Another drawback to down rounds is that it typically means that a company needs to sell more shares than it otherwise might have needed to, just to make the same amount of money. This can then lead to further dilution of ownership both for shareholders and for company owners.
In fact, down rounds are considered to be so bad for business that Motley Fool Money host Chris Hill went on record to say, “A down round is such a catastrophic sign, it’s the worst possible thing that can happen outside of a tragic accident of some sort.”
And there are other drawbacks to down rounds, too. It can dilute ownership percentages, have a damaging effect on employee morale and damage overall confidence in a company from the wider market. Because of that, most companies try to avoid down rounds wherever possible, though sometimes they’re a necessity if the company needs a cash injection.
Even though down rounds are typically thought of as being a by-product of mismanagement, they can still happen even when a company has done everything by the book. Even if a company is profitable, changes in the marketplace or outside forces like the COVID-19 pandemic can lead to a company going into a down round.
Down rounds can be compared and contrasted to flat rounds, where the company is valued the same, and up rounds, where the company is valued at a higher amount than during its previous round of funding.
Why do down rounds happen?
To understand down rounds, it can help to first understand how start-ups raise capital. They typically go about this by undergoing rounds of funding, and they normally aim to raise enough from their first round so that they don’t need to do another one, at least for a while.
The problem is that start-ups can easily go through huge amounts of cash, and if they spend more than they intended to, that can leave them with no choice other than to go through fundraising again. If this happens, they can find themselves at a lower valuation than they were at for the previous round and left facing a down round.
Why do investors buy during down rounds?
Investors are always looking for the cheapest prices possible, because that gives them the highest chances of seeing a return on their investment. Early investors tend to get lower prices because they’re investing in an unproven company, but later stage investors normally have to pay more due to the fact that the company has more of a track record.
If companies don’t have the greatest track record, investors are less likely to be willing to pay high prices, which is why down rounds happen. The company’s valuation goes down to a level at which investors are willing to pay.
What are the alternatives to down rounds?
Because down rounds occur when a company needs to raise more money, they can occasionally be avoided by simply cutting expenditures and reducing the burn rate.
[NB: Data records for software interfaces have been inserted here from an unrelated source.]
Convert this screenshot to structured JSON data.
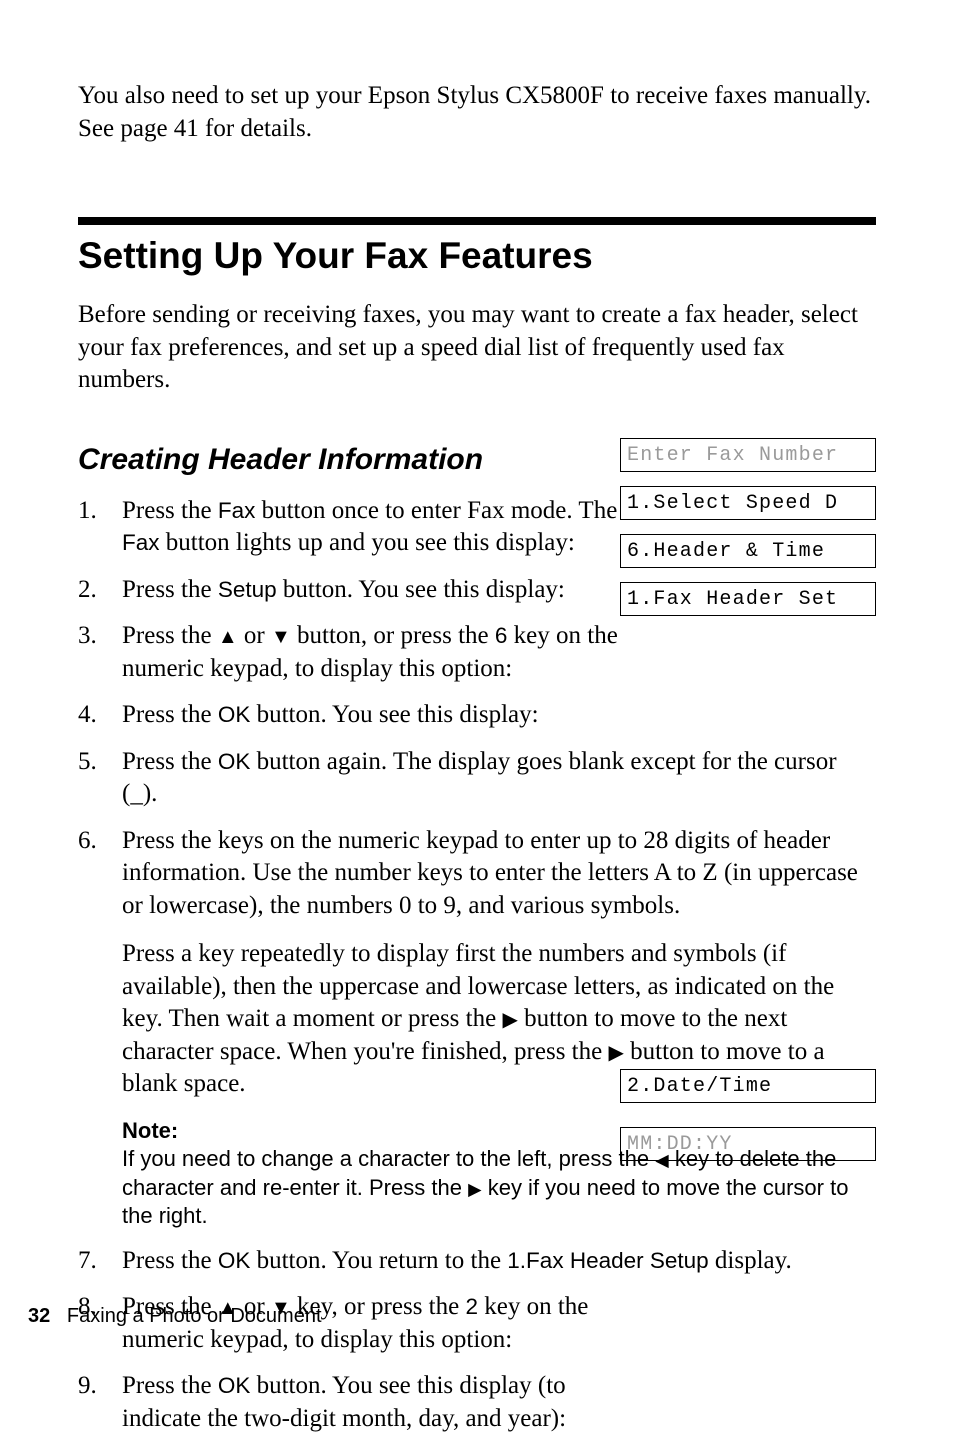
{
  "intro": "You also need to set up your Epson Stylus CX5800F to receive faxes manually. See page 41 for details.",
  "section_title": "Setting Up Your Fax Features",
  "section_intro": "Before sending or receiving faxes, you may want to create a fax header, select your fax preferences, and set up a speed dial list of frequently used fax numbers.",
  "subsection_title": "Creating Header Information",
  "steps": {
    "s1a": "Press the ",
    "s1b": " button once to enter Fax mode. The ",
    "s1c": " button lights up and you see this display:",
    "s2a": "Press the ",
    "s2b": " button. You see this display:",
    "s3a": "Press the ",
    "s3b": " or ",
    "s3c": " button, or press the ",
    "s3d": " key on the numeric keypad, to display this option:",
    "s4a": "Press the ",
    "s4b": " button. You see this display:",
    "s5a": "Press the ",
    "s5b": " button again. The display goes blank except for the cursor (_).",
    "s6a": "Press the keys on the numeric keypad to enter up to 28 digits of header information. Use the number keys to enter the letters A to Z (in uppercase or lowercase), the numbers 0 to 9, and various symbols.",
    "s6b1": "Press a key repeatedly to display first the numbers and symbols (if available), then the uppercase and lowercase letters, as indicated on the key. Then wait a moment or press the ",
    "s6b2": " button to move to the next character space. When you're finished, press the ",
    "s6b3": " button to move to a blank space.",
    "note_label": "Note:",
    "note1": "If you need to change a character to the left, press the ",
    "note2": " key to delete the character and re-enter it. Press the ",
    "note3": " key if you need to move the cursor to the right.",
    "s7a": "Press the ",
    "s7b": " button. You return to the ",
    "s7c": " display.",
    "s8a": "Press the ",
    "s8b": " or ",
    "s8c": " key, or press the ",
    "s8d": " key on the numeric keypad, to display this option:",
    "s9a": "Press the ",
    "s9b": " button. You see this display (to indicate the two-digit month, day, and year):"
  },
  "labels": {
    "fax": "Fax",
    "setup": "Setup",
    "six": "6",
    "two": "2",
    "ok": "OK",
    "fax_header_setup": "1.Fax Header Setup"
  },
  "glyphs": {
    "up": "▲",
    "down": "▼",
    "left": "◀",
    "right": "▶"
  },
  "lcd": {
    "l1": "Enter Fax Number",
    "l2": "1.Select Speed D",
    "l3": "6.Header & Time",
    "l4": "1.Fax Header Set",
    "l5": "2.Date/Time",
    "l6": "MM:DD:YY"
  },
  "footer": {
    "page": "32",
    "title": "Faxing a Photo or Document"
  }
}
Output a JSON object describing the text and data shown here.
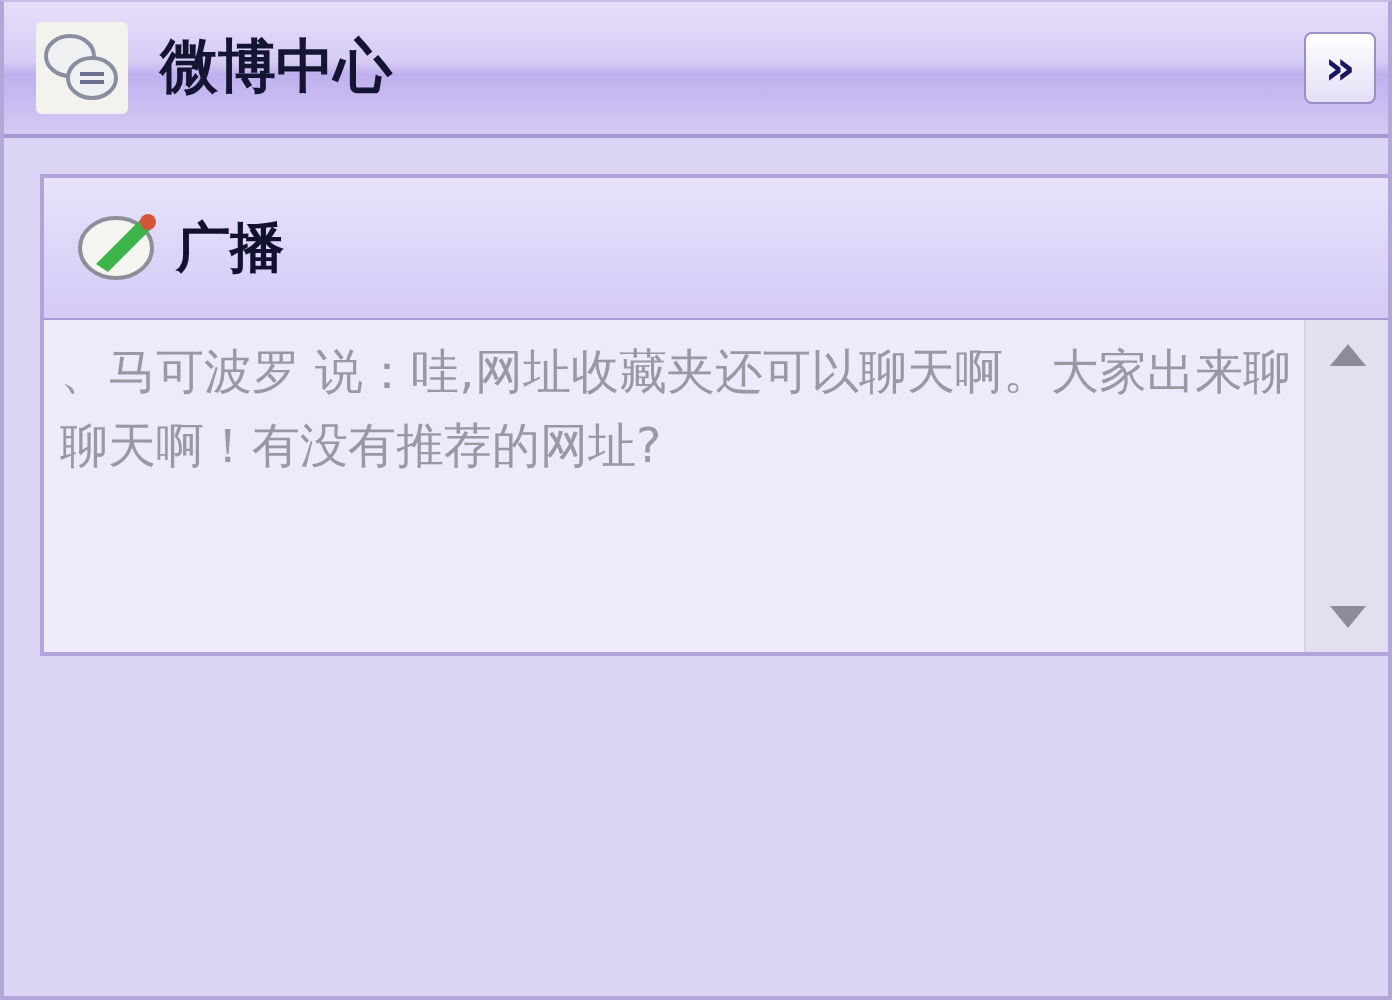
{
  "window": {
    "title": "微博中心",
    "collapse_button": "»"
  },
  "section": {
    "title": "广播",
    "message": "、马可波罗 说：哇,网址收藏夹还可以聊天啊。大家出来聊聊天啊！有没有推荐的网址?"
  }
}
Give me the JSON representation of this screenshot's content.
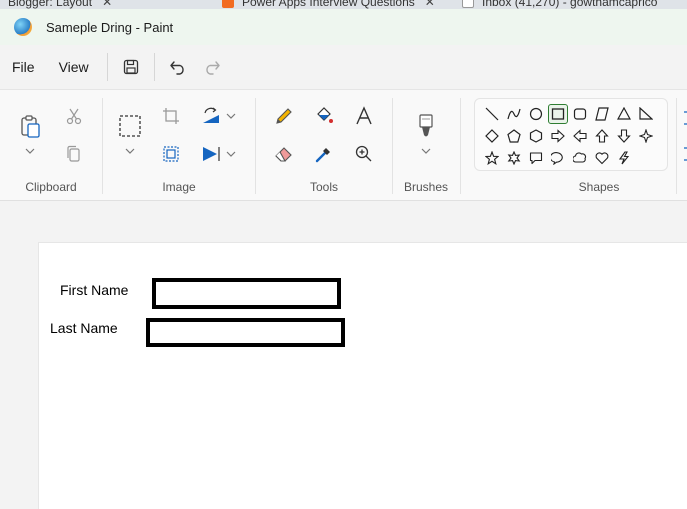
{
  "browser_tabs": [
    {
      "title": "Blogger: Layout"
    },
    {
      "title": "Power Apps Interview Questions"
    },
    {
      "title": "Inbox (41,270) - gowthamcaprico"
    }
  ],
  "window": {
    "title": "Sameple Dring - Paint"
  },
  "menu": {
    "file": "File",
    "view": "View"
  },
  "ribbon": {
    "groups": {
      "clipboard": "Clipboard",
      "image": "Image",
      "tools": "Tools",
      "brushes": "Brushes",
      "shapes": "Shapes"
    }
  },
  "canvas": {
    "first_name_label": "First Name",
    "last_name_label": "Last Name"
  },
  "colors": {
    "titlebar": "#eef6ef",
    "accent": "#2e7d32",
    "select_tool": "#1565c0"
  }
}
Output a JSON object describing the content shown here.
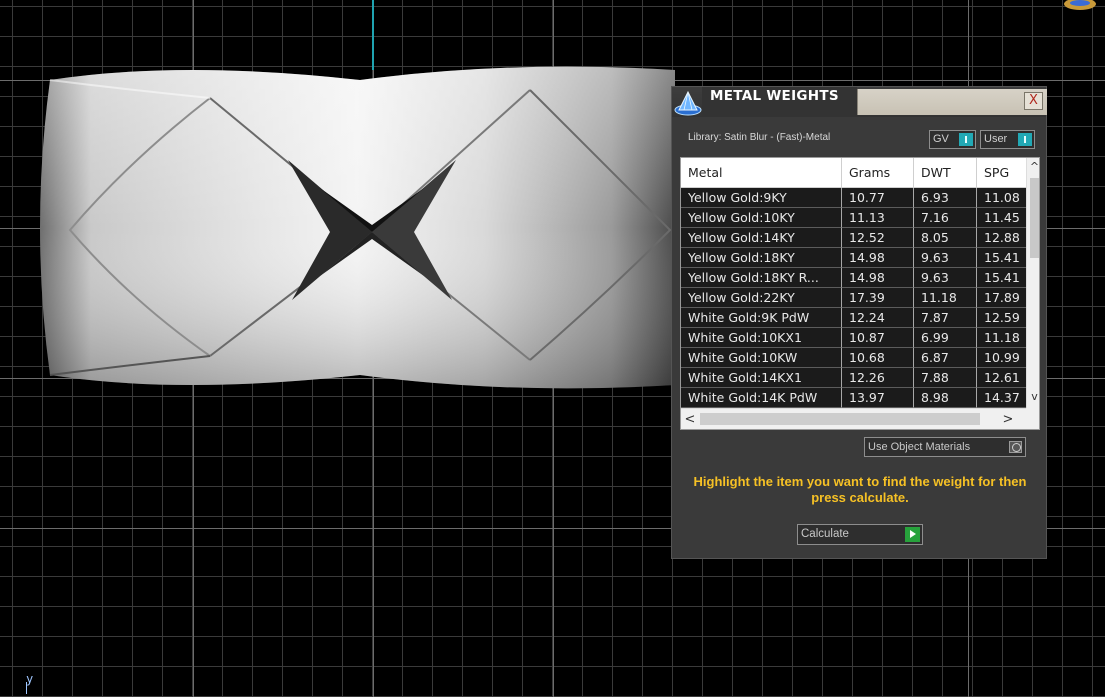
{
  "viewport": {
    "axis_label": "y"
  },
  "panel": {
    "title": "METAL WEIGHTS",
    "close_label": "X",
    "library_label": "Library: Satin Blur - (Fast)-Metal",
    "toggle_gv": "GV",
    "toggle_user": "User",
    "table": {
      "headers": [
        "Metal",
        "Grams",
        "DWT",
        "SPG"
      ],
      "rows": [
        [
          "Yellow Gold:9KY",
          "10.77",
          "6.93",
          "11.08"
        ],
        [
          "Yellow Gold:10KY",
          "11.13",
          "7.16",
          "11.45"
        ],
        [
          "Yellow Gold:14KY",
          "12.52",
          "8.05",
          "12.88"
        ],
        [
          "Yellow Gold:18KY",
          "14.98",
          "9.63",
          "15.41"
        ],
        [
          "Yellow Gold:18KY R...",
          "14.98",
          "9.63",
          "15.41"
        ],
        [
          "Yellow Gold:22KY",
          "17.39",
          "11.18",
          "17.89"
        ],
        [
          "White Gold:9K PdW",
          "12.24",
          "7.87",
          "12.59"
        ],
        [
          "White Gold:10KX1",
          "10.87",
          "6.99",
          "11.18"
        ],
        [
          "White Gold:10KW",
          "10.68",
          "6.87",
          "10.99"
        ],
        [
          "White Gold:14KX1",
          "12.26",
          "7.88",
          "12.61"
        ],
        [
          "White Gold:14K PdW",
          "13.97",
          "8.98",
          "14.37"
        ]
      ],
      "scroll_up": "^",
      "scroll_down": "v",
      "scroll_left": "<",
      "scroll_right": ">"
    },
    "use_object_materials_label": "Use Object Materials",
    "instructions": "Highlight the item you want to find the weight for then press calculate.",
    "calculate_label": "Calculate"
  }
}
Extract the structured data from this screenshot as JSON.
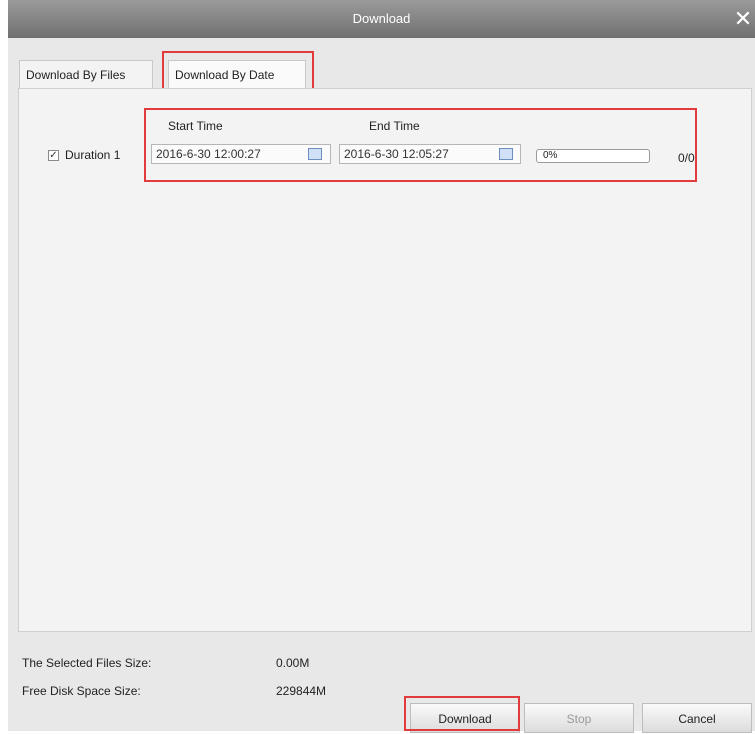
{
  "window": {
    "title": "Download",
    "close_glyph": "✕"
  },
  "tabs": [
    {
      "label": "Download By Files"
    },
    {
      "label": "Download By Date",
      "active": true
    }
  ],
  "table": {
    "start_header": "Start Time",
    "end_header": "End Time"
  },
  "rows": [
    {
      "checked": true,
      "checkbox_glyph": "✓",
      "label": "Duration 1",
      "start": "2016-6-30 12:00:27",
      "end": "2016-6-30 12:05:27",
      "progress_percent": 0,
      "progress_text": "0%",
      "count": "0/0"
    }
  ],
  "footer": {
    "selected_label": "The Selected Files Size:",
    "selected_value": "0.00M",
    "free_label": "Free Disk Space Size:",
    "free_value": "229844M"
  },
  "buttons": {
    "download": "Download",
    "stop": "Stop",
    "cancel": "Cancel"
  },
  "icons": {
    "calendar": "calendar-icon",
    "close": "close-icon",
    "check": "check-icon"
  },
  "colors": {
    "highlight": "#e23b3b",
    "titlebar": "#808080",
    "progress_fill": "#4caf50"
  }
}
However, this is only a viable solution if there’s already a large amount of wastage taking place, and there’s also a risk that if this is deployed as a long-term solution, it will end up slowing growth instead of encouraging it.
Other alternatives include short-term loans, bridge financing, renegotiations or even shutting the company down.
What is anti-dilution protection?
Investors often own a different type of shares to company founders and employees, and these often include anti-dilution protection. This is designed to ensure that when shares are sold at a lower price, the investors’ shares will be diluted less than the founders’ and employees’ shares.
There are two main types of anti-dilution protection:
- Full-ratchet: Reduces the founders’ shareholding and is considered to be the best type for investors but the most damaging for the company.
- Weighted average: The more common type of protection, this distributes the dilution between investors, founders and employees but still favors investors by diluting a lower proportion of their shares.
What is a make whole clause?
A make whole clause is a binding agreement that some early investors insist on as a part of their purchase and which is designed to make sure that they’re not left out of pocket during a down round. When a make whole clause is in place, companies are obliged to compensate early investors by giving them additional stock based on the company’s new value as though they bought all of their stock at the lower price.
What is a haircut?
We’re going to assume that you don’t mean the regular definition of a haircut, which is something that you get when you go to the hairdressers and ask for a trim. In investment circles, a haircut is a slang term for when a company values itself at one figure but accepts investment which places it at a lower value.
It’s important to note that haircuts and down rounds are different, because negotiation is a standard part of taking on investments. It’s only a down round if the investor values the company at a lower figure than they did in previous rounds. If an investor values the company at $100 million and its previous valuation was at $80 million, that’s a haircut even if the company itself thinks it’s worth $200 million.